Ness Harbour said...

Thank you Penny

Nick Garlick said...

Great post. You made me see the whole subject in a new light: the chance to take writing and reading seriously, and to commit to them.

Ness Harbour said...

Thank you Nick.

Anne Booth said...

I did an MA in Creative writing in the evenings when our children were small, and I am so glad I did. It gave me permission to write and to experiment and learn and to believe in myself as a writer - I didn't actually write anything for children then - I wrote short stories and started a novel - and read other people's work - and I thought it was wonderful. I really valued sharing my work with the other students and reading theirs and feeling part of a community. We all took writing seriously, and were guided and given helpful and challenging critiques by tutors, who also encouraged us to read great writers and analyse their craft, so we weren't left without direction. I am actually back working on the novel I started then, but after that I went to 2 Arvon courses on writing for children (including one where Linda Strachan taught!) and felt at home, so that's what diverted me into children's writing up to now. My daughter is now doing an English and Creative Writing degree at Birmingham, and I know she is really enjoying it, and I am proud of her doing it. I can see how hard she is working and the discipline she has to have in order to create a writing portfolio, and the creative writing part is definitely not easier than the straight English part of her degree. I just did an straight English degree and I think it would have been good for me to have had a Creative Writing element as it might have given me self belief and focus and confidence in my writing earlier . Can I ask you where you did your PhD?
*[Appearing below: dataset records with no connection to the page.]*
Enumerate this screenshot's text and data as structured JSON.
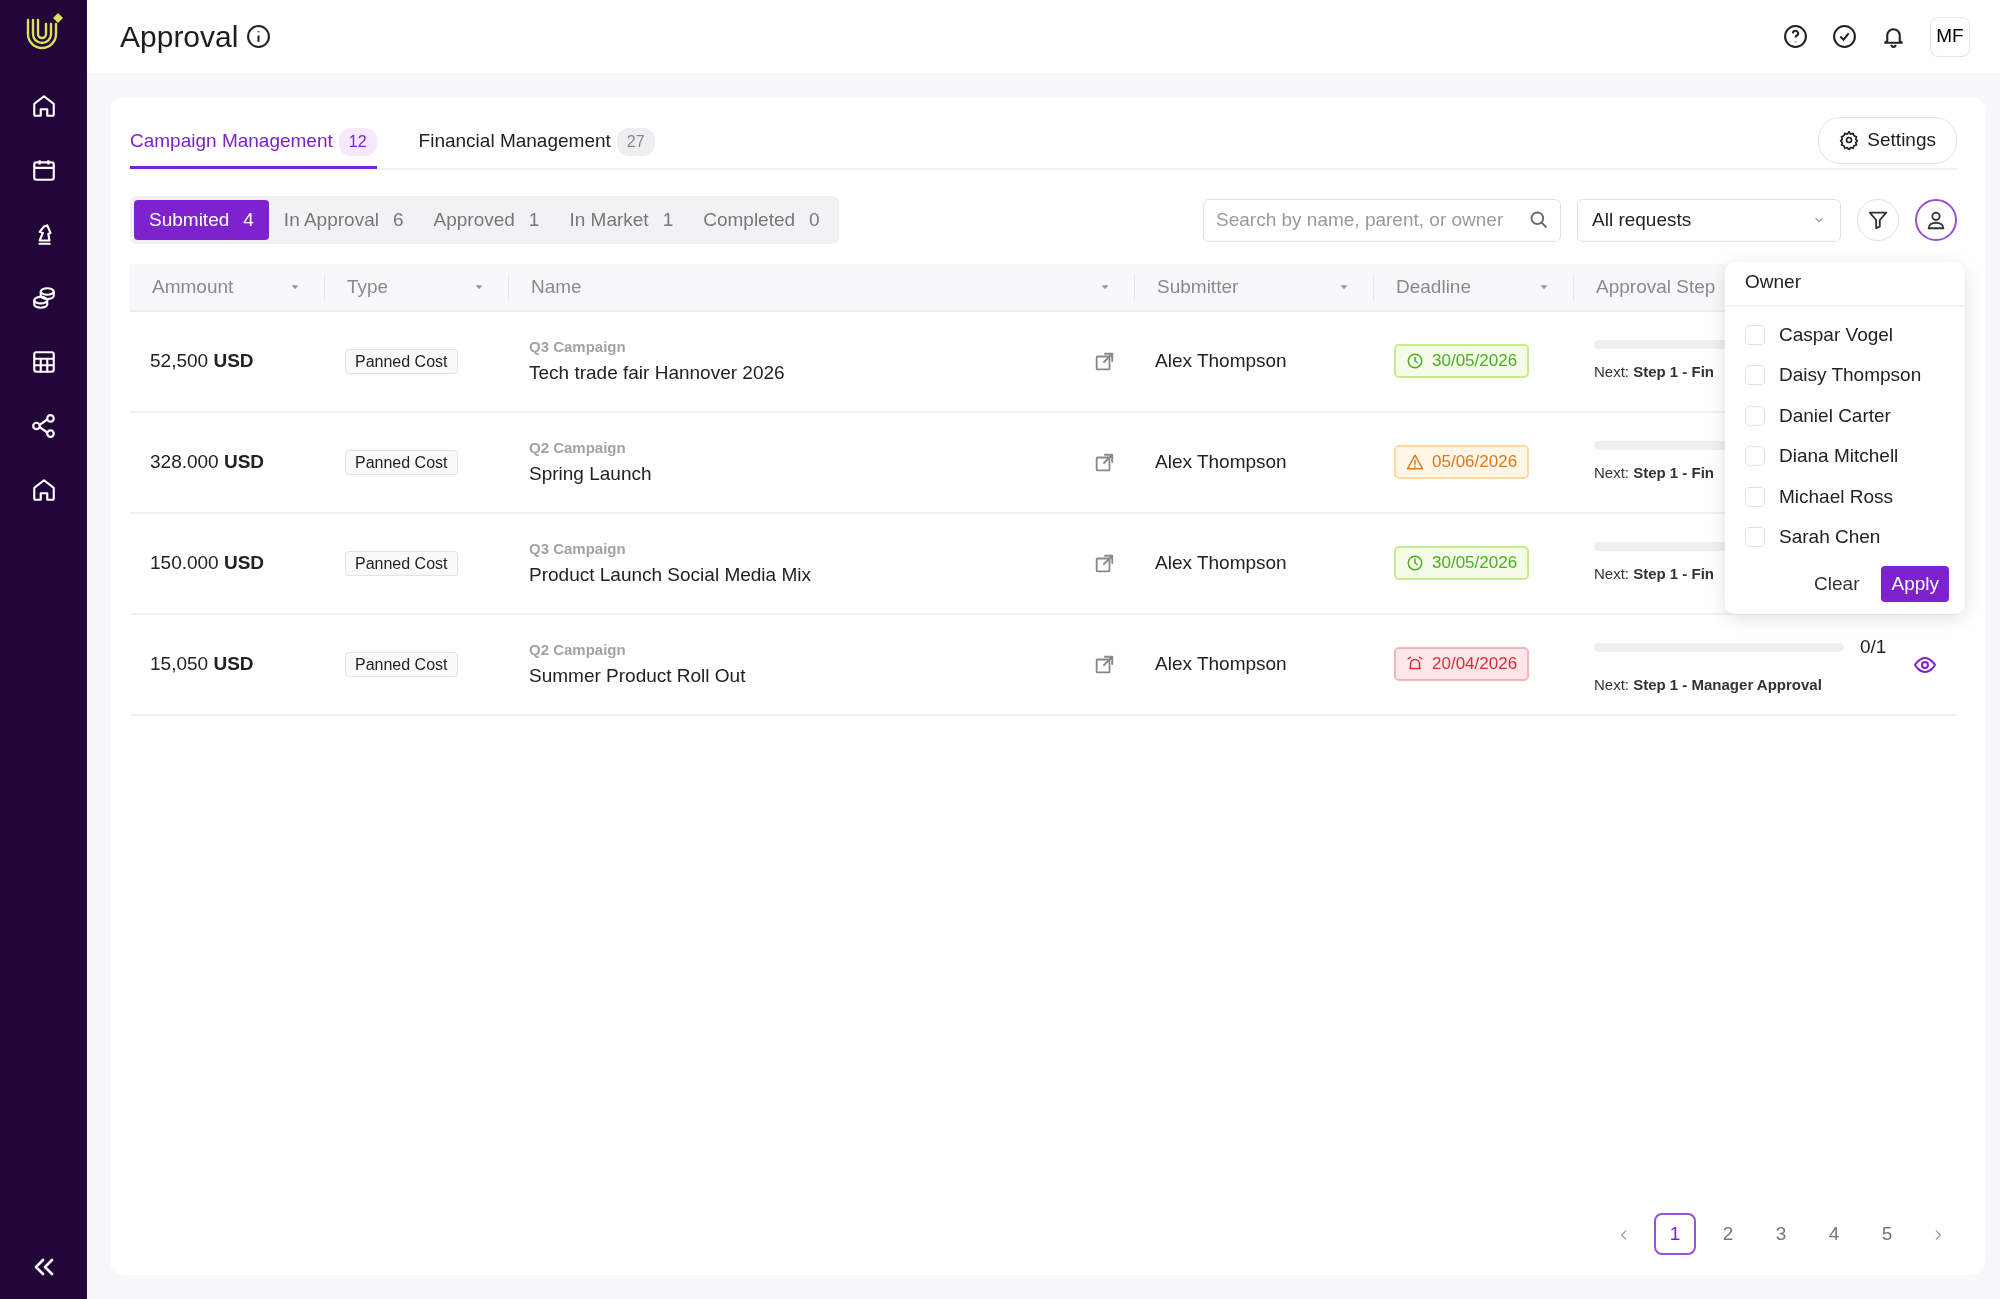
{
  "header": {
    "title": "Approval",
    "avatar": "MF"
  },
  "tabs": [
    {
      "label": "Campaign Management",
      "count": "12",
      "selected": true
    },
    {
      "label": "Financial Management",
      "count": "27",
      "selected": false
    }
  ],
  "settings_button": "Settings",
  "status_filters": [
    {
      "label": "Submited",
      "count": "4",
      "selected": true
    },
    {
      "label": "In Approval",
      "count": "6",
      "selected": false
    },
    {
      "label": "Approved",
      "count": "1",
      "selected": false
    },
    {
      "label": "In Market",
      "count": "1",
      "selected": false
    },
    {
      "label": "Completed",
      "count": "0",
      "selected": false
    }
  ],
  "search": {
    "placeholder": "Search by name, parent, or owner"
  },
  "request_select": {
    "value": "All requests"
  },
  "owner_filter": {
    "expanded": true,
    "title": "Owner",
    "options": [
      {
        "label": "Caspar Vogel",
        "checked": false
      },
      {
        "label": "Daisy Thompson",
        "checked": false
      },
      {
        "label": "Daniel Carter",
        "checked": false
      },
      {
        "label": "Diana Mitchell",
        "checked": false
      },
      {
        "label": "Michael Ross",
        "checked": false
      },
      {
        "label": "Sarah Chen",
        "checked": false
      }
    ],
    "clear": "Clear",
    "apply": "Apply"
  },
  "table": {
    "columns": [
      "Ammount",
      "Type",
      "Name",
      "Submitter",
      "Deadline",
      "Approval Step"
    ],
    "rows": [
      {
        "amount": "52,500 **USD**",
        "type": "Panned Cost",
        "parent": "Q3 Campaign",
        "name": "Tech trade fair Hannover 2026",
        "submitter": "Alex Thompson",
        "deadline": {
          "date": "30/05/2026",
          "kind": "ok"
        },
        "approval": {
          "level": 0,
          "next": "Next: **Step 1 - Fin**"
        }
      },
      {
        "amount": "328.000 **USD**",
        "type": "Panned Cost",
        "parent": "Q2 Campaign",
        "name": "Spring Launch",
        "submitter": "Alex Thompson",
        "deadline": {
          "date": "05/06/2026",
          "kind": "warning"
        },
        "approval": {
          "level": 0,
          "next": "Next: **Step 1 - Fin**"
        }
      },
      {
        "amount": "150.000 **USD**",
        "type": "Panned Cost",
        "parent": "Q3 Campaign",
        "name": "Product Launch Social Media Mix",
        "submitter": "Alex Thompson",
        "deadline": {
          "date": "30/05/2026",
          "kind": "ok"
        },
        "approval": {
          "level": 0,
          "next": "Next: **Step 1 - Fin**"
        }
      },
      {
        "amount": "15,050 **USD**",
        "type": "Panned Cost",
        "parent": "Q2 Campaign",
        "name": "Summer Product Roll Out",
        "submitter": "Alex Thompson",
        "deadline": {
          "date": "20/04/2026",
          "kind": "overdue"
        },
        "approval": {
          "level": 0,
          "progress": "0/1",
          "next": "Next: **Step 1 - Manager Approval**"
        }
      }
    ]
  },
  "pagination": {
    "pages": [
      {
        "label": "1",
        "selected": true
      },
      {
        "label": "2",
        "selected": false
      },
      {
        "label": "3",
        "selected": false
      },
      {
        "label": "4",
        "selected": false
      },
      {
        "label": "5",
        "selected": false
      }
    ]
  }
}
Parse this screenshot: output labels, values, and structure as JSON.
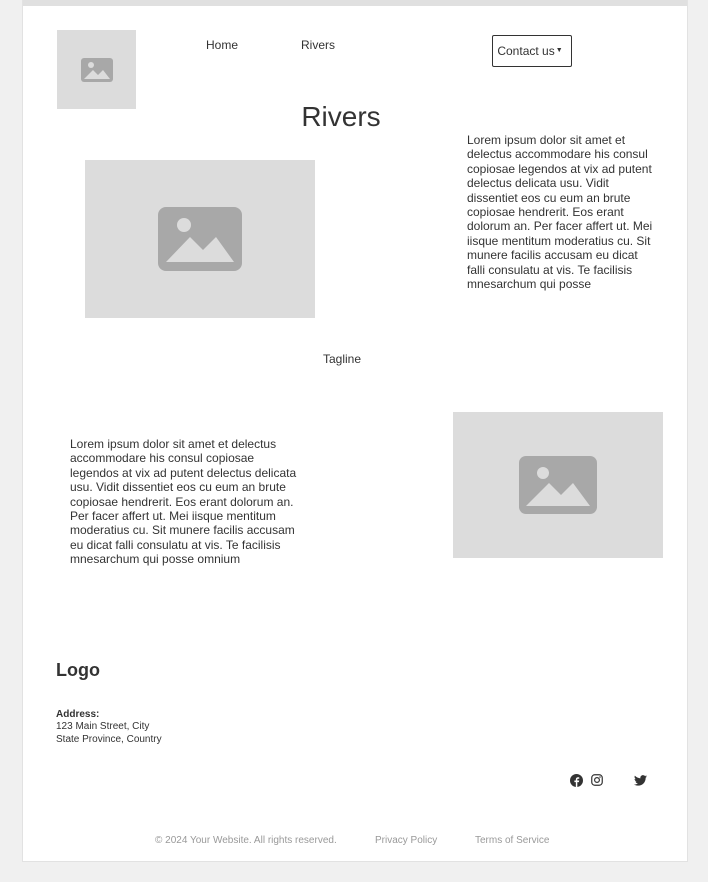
{
  "header": {
    "logo_image": "image-placeholder-icon",
    "nav": [
      {
        "label": "Home"
      },
      {
        "label": "Rivers"
      }
    ],
    "contact_label": "Contact us"
  },
  "main": {
    "title": "Rivers",
    "intro_text": "Lorem ipsum dolor sit amet et delectus accommodare his consul copiosae legendos at vix ad putent delectus delicata usu. Vidit dissentiet eos cu eum an brute copiosae hendrerit. Eos erant dolorum an. Per facer affert ut. Mei iisque mentitum moderatius cu. Sit munere facilis accusam eu dicat falli consulatu at vis. Te facilisis mnesarchum qui posse",
    "tagline": "Tagline",
    "body_text": "Lorem ipsum dolor sit amet et delectus accommodare his consul copiosae legendos at vix ad putent delectus delicata usu. Vidit dissentiet eos cu eum an brute copiosae hendrerit. Eos erant dolorum an. Per facer affert ut. Mei iisque mentitum moderatius cu. Sit munere facilis accusam eu dicat falli consulatu at vis. Te facilisis mnesarchum qui posse omnium"
  },
  "footer": {
    "logo_text": "Logo",
    "address_label": "Address:",
    "address_line1": "123 Main Street, City",
    "address_line2": "State Province, Country",
    "social_icons": [
      "facebook-icon",
      "instagram-icon",
      "twitter-icon"
    ],
    "copyright": "© 2024 Your Website. All rights reserved.",
    "privacy_label": "Privacy Policy",
    "terms_label": "Terms of Service"
  },
  "colors": {
    "placeholder_bg": "#dcdcdc",
    "placeholder_icon": "#a8a8a8",
    "text": "#333333",
    "muted_text": "#999999"
  }
}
Gill James said...

My trajectory is very similar to Ness's. I also have an MA in Writing for Children, (also with a photograph of my graduation at Winchester with Andy Melrose)and a PhD in Creative and Critical Writing (University of Wales, Bangor) for which I wrote a YA novel with a critical commentary that sought to establish the definition of the YA novel according to the texts themselves, publishers, book sellers, educationalists and young people - in several languages and across several continents. I too was a senior lecturer at a UK university until I retired. I still am a writer and widely published and though not rich or famous, am comfortably off partly because of income from writing. I know a lot about children's literature that goes beyond but also includes knowing how to get published. The value added from the degrees, I think, and I hope is also the same for my students who graduated with BAs and MAs, is the development of a deeply critical reflective process, a joy that the deep exploration of the literature and creative process brings, and permission to spend my time doing what I love. They pay me or grant me a loan to do this? Wow!

Ness Harbour said...

Thank you both Gill and Anne for your comments. Much appreciated. Anne, I did my PhD at Winchester. I how have supervised and am supervising a variety of creative writing based PhDs, not all children/YA based. My PhD looked at the representation of sex, drugs and alcohol in young adult fiction. My degrees and my teaching have allowed to experience so many different aspects of writing and explore the world of publishing.